The original plan was to do the Wilderness Loop hike, but with the wind kicking up, we opted to do the shorter Onyx Bridge hike.  We drove out to the trailhead at the old Painted Desert Inn and set off down the trail at the crack of 10:30 a.m. in the morning.

The route drops 300 feet off the rim, passes by some old bridge abutments built in the 1920s, then cuts across the desert flats toward a distant butte.  There’s no trail, only the occasional footprints to follow.  We had the place virtually to ourselves.  The only other hikers we saw on our way in were an elderly man in a yellow shirt way out ahead of us and a pair of backpackers who passed us on their way back up to the trailhead.  The descriptions in the handouts were vague enough to keep us on our toes, and although we went a bit farther than the indicated distance, we had no trouble finding our objective. 

Onyx Bridge is a twenty-foot long petrified tree trunk lying across a dry wash bed.  A large assortment of petrified logs lay nearby.  We found a semi-sheltered spot out of the wind to eat our lunch.  From here, it was a two-mile slog back straight into an ever-increasing wind.  It was miserable.

Back at our RV site in Holbrook, we had a decision to make.  The wind howled with gusts of 45 miles per hour.  The slideout topper (a short awning over the top of the slideout) on a neighbor’s trailer had ripped apart.  Our slideout topper was whipping back and forth, threatening to become airborne.  Figuring a night in a motel was cheaper than replacing the slideout awning, we considered pulling the slideout in and spending the night at the nearest Super 8.

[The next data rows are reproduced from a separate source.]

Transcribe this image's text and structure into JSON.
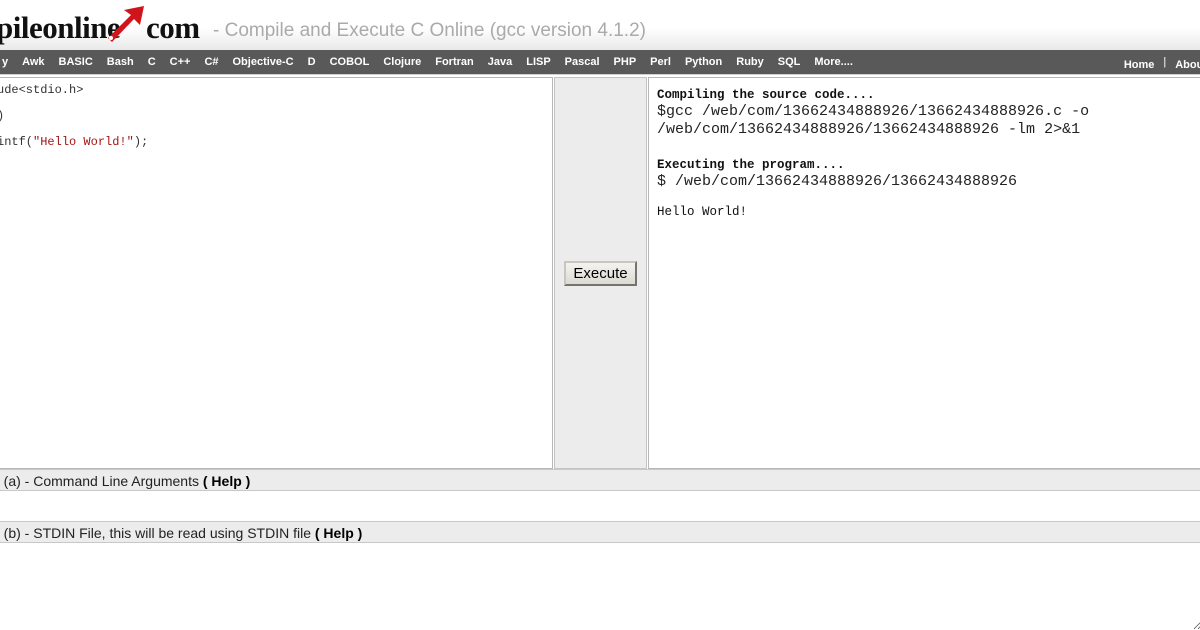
{
  "header": {
    "logo_left": "pileonline",
    "logo_right": "com",
    "tagline": "- Compile and Execute C Online (gcc version 4.1.2)",
    "accent_color": "#d0141c"
  },
  "nav": {
    "languages": [
      "y",
      "Awk",
      "BASIC",
      "Bash",
      "C",
      "C++",
      "C#",
      "Objective-C",
      "D",
      "COBOL",
      "Clojure",
      "Fortran",
      "Java",
      "LISP",
      "Pascal",
      "PHP",
      "Perl",
      "Python",
      "Ruby",
      "SQL",
      "More...."
    ],
    "right_links": [
      "Home",
      "About"
    ],
    "separator": "|"
  },
  "editor": {
    "lines": [
      {
        "text": "ude<stdio.h>"
      },
      {
        "text": ")"
      },
      {
        "prefix": "intf(",
        "string": "\"Hello World!\"",
        "suffix": ");"
      }
    ]
  },
  "execute": {
    "button_label": "Execute"
  },
  "output": {
    "compile_heading": "Compiling the source code....",
    "compile_cmd_1": "$gcc /web/com/13662434888926/13662434888926.c -o",
    "compile_cmd_2": "/web/com/13662434888926/13662434888926 -lm 2>&1",
    "exec_heading": "Executing the program....",
    "exec_cmd": "$ /web/com/13662434888926/13662434888926",
    "program_output": "Hello World!"
  },
  "options": {
    "args_label": "n (a) - Command Line Arguments",
    "stdin_label": "n (b) - STDIN File, this will be read using STDIN file",
    "help_label": "( Help )"
  }
}
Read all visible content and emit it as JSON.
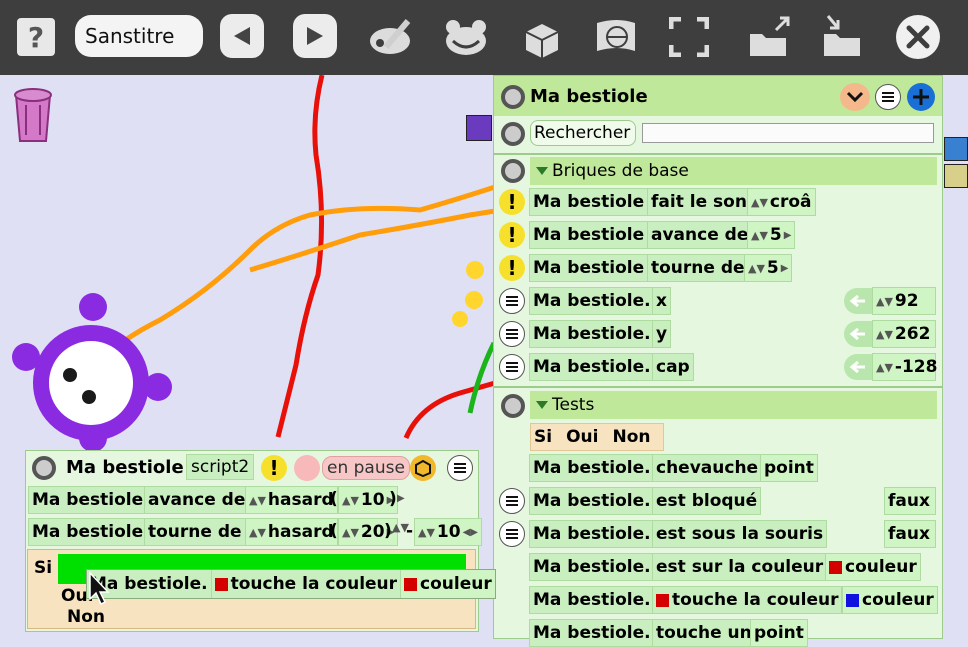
{
  "toolbar": {
    "help": "?",
    "project_title": "Sanstitre"
  },
  "main_panel": {
    "title": "Ma bestiole",
    "search_label": "Rechercher",
    "search_value": "",
    "section_basic": "Briques de base",
    "basic_bricks": [
      {
        "obj": "Ma bestiole",
        "verb": "fait le son",
        "arg": "croâ"
      },
      {
        "obj": "Ma bestiole",
        "verb": "avance de",
        "arg": "5"
      },
      {
        "obj": "Ma bestiole",
        "verb": "tourne de",
        "arg": "5"
      }
    ],
    "watchers": [
      {
        "obj": "Ma bestiole.",
        "prop": "x",
        "value": "92"
      },
      {
        "obj": "Ma bestiole.",
        "prop": "y",
        "value": "262"
      },
      {
        "obj": "Ma bestiole.",
        "prop": "cap",
        "value": "-128"
      }
    ],
    "section_tests": "Tests",
    "if_block": {
      "si": "Si",
      "oui": "Oui",
      "non": "Non"
    },
    "tests": [
      {
        "obj": "Ma bestiole.",
        "pred": "chevauche",
        "arg": "point"
      },
      {
        "obj": "Ma bestiole.",
        "pred": "est bloqué",
        "value": "faux"
      },
      {
        "obj": "Ma bestiole.",
        "pred": "est sous la souris",
        "value": "faux"
      },
      {
        "obj": "Ma bestiole.",
        "pred": "est sur la couleur",
        "arg": "couleur"
      },
      {
        "obj": "Ma bestiole.",
        "pred": "touche la couleur",
        "arg": "couleur"
      },
      {
        "obj": "Ma bestiole.",
        "pred": "touche un",
        "arg": "point"
      }
    ]
  },
  "script_panel": {
    "title": "Ma bestiole",
    "script_name": "script2",
    "status": "en pause",
    "line1": {
      "obj": "Ma bestiole",
      "verb": "avance de",
      "fn": "hasard",
      "open": "(",
      "arg": "10",
      "close": ")"
    },
    "line2": {
      "obj": "Ma bestiole",
      "verb": "tourne de",
      "fn": "hasard",
      "open": "(",
      "arg1": "20",
      "close": ")",
      "minus": "-",
      "arg2": "10"
    },
    "if_block": {
      "si": "Si",
      "oui": "Oui",
      "non": "Non"
    },
    "dragged": {
      "obj": "Ma bestiole.",
      "pred": "touche la couleur",
      "arg": "couleur"
    }
  },
  "colors": {
    "toolbar_bg": "#3e3e3e",
    "canvas_bg": "#e0e0f5",
    "panel_bg": "#e6f7e0",
    "header_green": "#bfe89a",
    "brick_green": "#c9eec0",
    "accent_blue": "#1a6fd6",
    "creature_purple": "#8a2be2"
  }
}
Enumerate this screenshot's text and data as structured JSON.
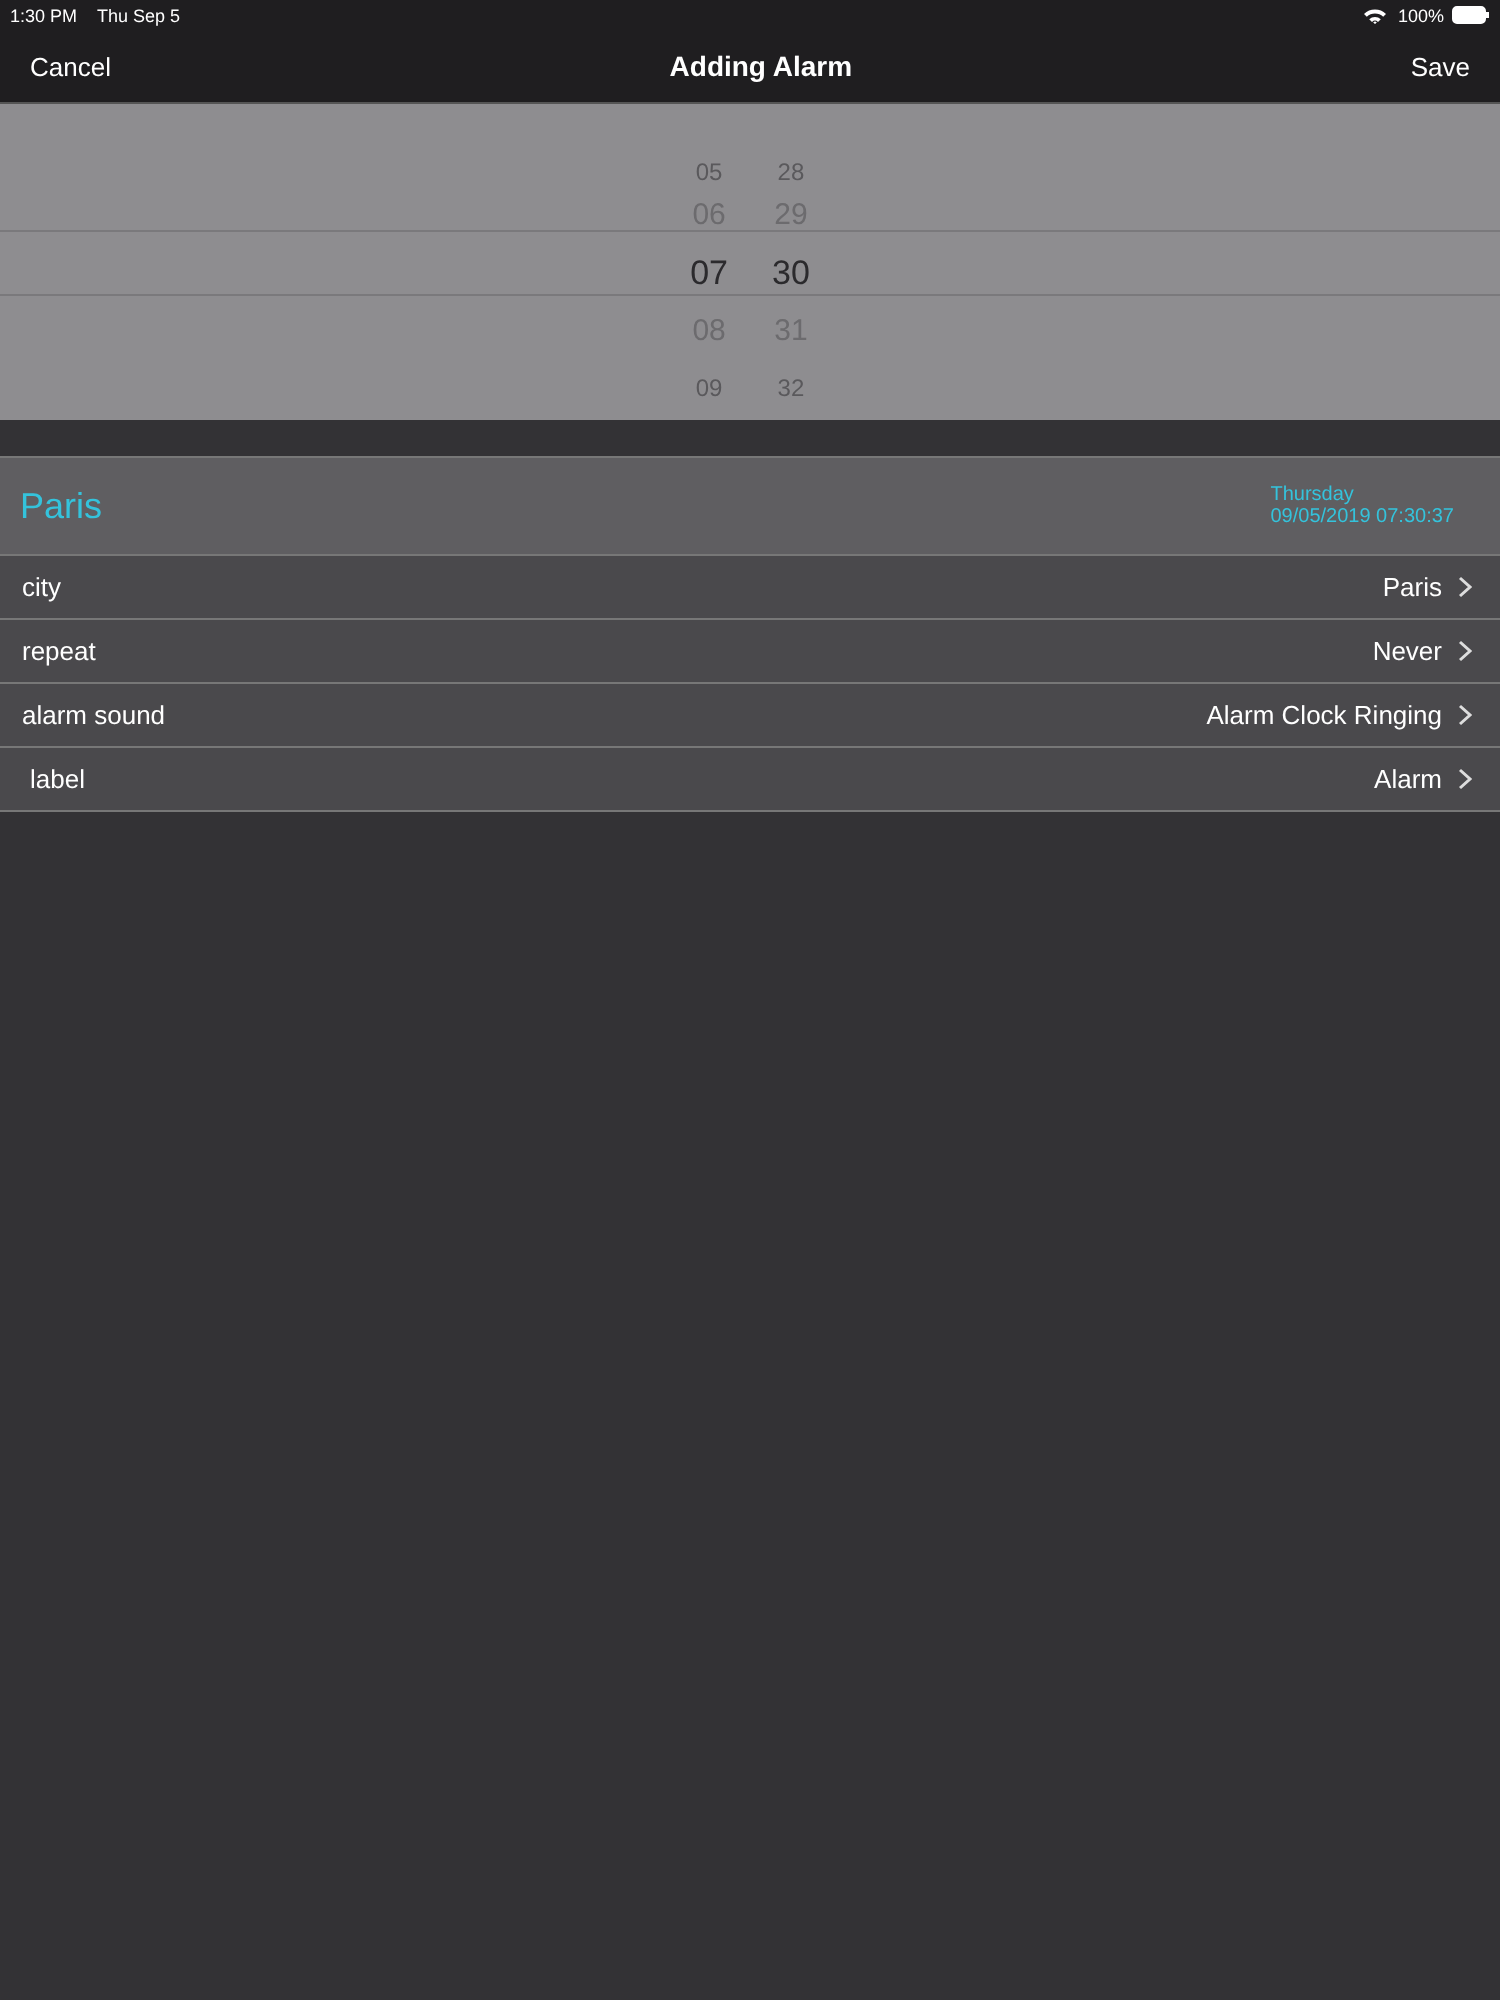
{
  "status_bar": {
    "time": "1:30 PM",
    "date": "Thu Sep 5",
    "battery": "100%"
  },
  "nav": {
    "cancel": "Cancel",
    "title": "Adding Alarm",
    "save": "Save"
  },
  "picker": {
    "columns": [
      {
        "items": [
          {
            "text": "05",
            "selected": false
          },
          {
            "text": "06",
            "selected": false
          },
          {
            "text": "07",
            "selected": true
          },
          {
            "text": "08",
            "selected": false
          },
          {
            "text": "09",
            "selected": false
          }
        ]
      },
      {
        "items": [
          {
            "text": "28",
            "selected": false
          },
          {
            "text": "29",
            "selected": false
          },
          {
            "text": "30",
            "selected": true
          },
          {
            "text": "31",
            "selected": false
          },
          {
            "text": "32",
            "selected": false
          }
        ]
      }
    ]
  },
  "header": {
    "city": "Paris",
    "day": "Thursday",
    "datetime": "09/05/2019 07:30:37"
  },
  "rows": [
    {
      "label": "city",
      "value": "Paris"
    },
    {
      "label": "repeat",
      "value": "Never"
    },
    {
      "label": "alarm sound",
      "value": "Alarm Clock Ringing"
    },
    {
      "label": "label",
      "value": "Alarm"
    }
  ]
}
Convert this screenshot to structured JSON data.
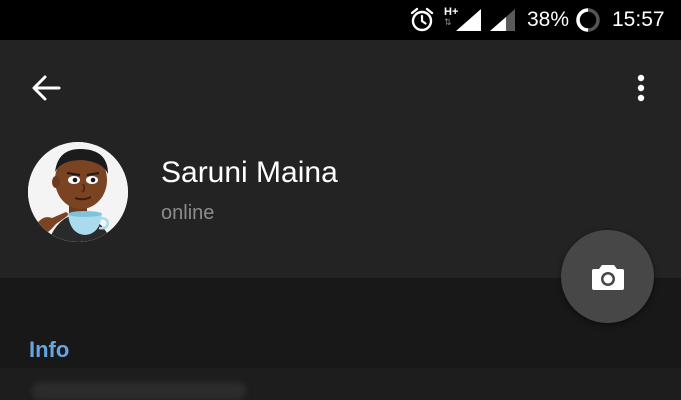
{
  "status_bar": {
    "network_type": "H+",
    "battery_percent": "38%",
    "time": "15:57",
    "icons": [
      "alarm-icon",
      "mobile-signal-icon",
      "wifi-signal-icon",
      "battery-ring-icon"
    ]
  },
  "header": {
    "back_icon": "arrow-left-icon",
    "menu_icon": "more-vertical-icon"
  },
  "profile": {
    "name": "Saruni Maina",
    "status": "online",
    "avatar_icon": "cartoon-avatar"
  },
  "fab": {
    "icon": "camera-icon"
  },
  "info": {
    "heading": "Info"
  },
  "colors": {
    "status_bar_bg": "#000000",
    "header_bg": "#232323",
    "page_bg": "#181818",
    "accent": "#68a5e0",
    "fab_bg": "#474747",
    "muted_text": "#8c8c8c"
  }
}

Fortunately, with evening approaching the wind began to die down and we nixed the motel idea.  With similar winds predicted for the following day, we decided to try finding an alternative place to camp.  With a little effort, we landed a spot at the Zane Grey RV Village down in Camp Verde, a small, central Arizona town in the Verde Valley not far from Sedona.  We would catch some rain, the RV park attendant said, but winds weren’t bad down there.  Setting the alarm for an early departure, we hoped to get out of town before the winds kicked up again.

Dropping Down

Holbrook sits in a high, flat, treeless plain at 5,082 feet above sea level.  Camp Verde, our escape destination, sits in a semi-forested valley 3,147 feet above sea level.  Between the two lies the Arizona high country where desert dwellers like my grandmother head to escape the summer heat.  Here, we experienced wet roads and fresh snow.  I wondered what passing motorists thought when they saw two adults with Colorado license plates standing beside the highway shooting pictures of snow.

Leaving our RV park site in Holbrook at 8:00 a.m. was both good and bad.  On the positive side, we did manage to escape the gusting winds scheduled to hit later in the day.  On the negative side, we arrived in Camp Verde two hours before we could check into our campsite at the Zane Grey RV Village.  The attendant was adamant that because of low-hanging tree branches, nobody was allowed to park their rigs without a staff member directing them, and that doesn’t happen until after 1:00.

With time to kill, we went into town intending to do one of two things.  We would either have a two-hour lunch somewhere or we would go tour Fort Verde State Historical Park.  The park won out. 

The historical park preserves the remains of Fort Verde, a military post built back in Arizona’s territorial days.  Several of the original buildings still survive, and the park features a small museum with artifacts and displays covering the days when soldiers fought Indians.  On this cool, wet, early season day, we had the place virtually to ourselves.

Departing the park, the lunch option hit.  Using Google, Dianne found the only Mexican restaurant in town, where we sat down and enjoyed chips, salsa, margaritas and burritos.  Then it was off to the RV park where with the help of the parking attendant, we cleared by mere inches the leaning trunk of the Arizona sycamore tree guarding our site. 

I’m not a lover of RV parks, but this is one of the better ones I’ve stayed in. Split-rail fences separate the sites and we’ve got vegetation around us offering a small degree of privacy.  Our site is relatively level, and with a tree flush against our dinette window, we can’t see our port-side neighbor.  Best of all, the wind isn’t blowing.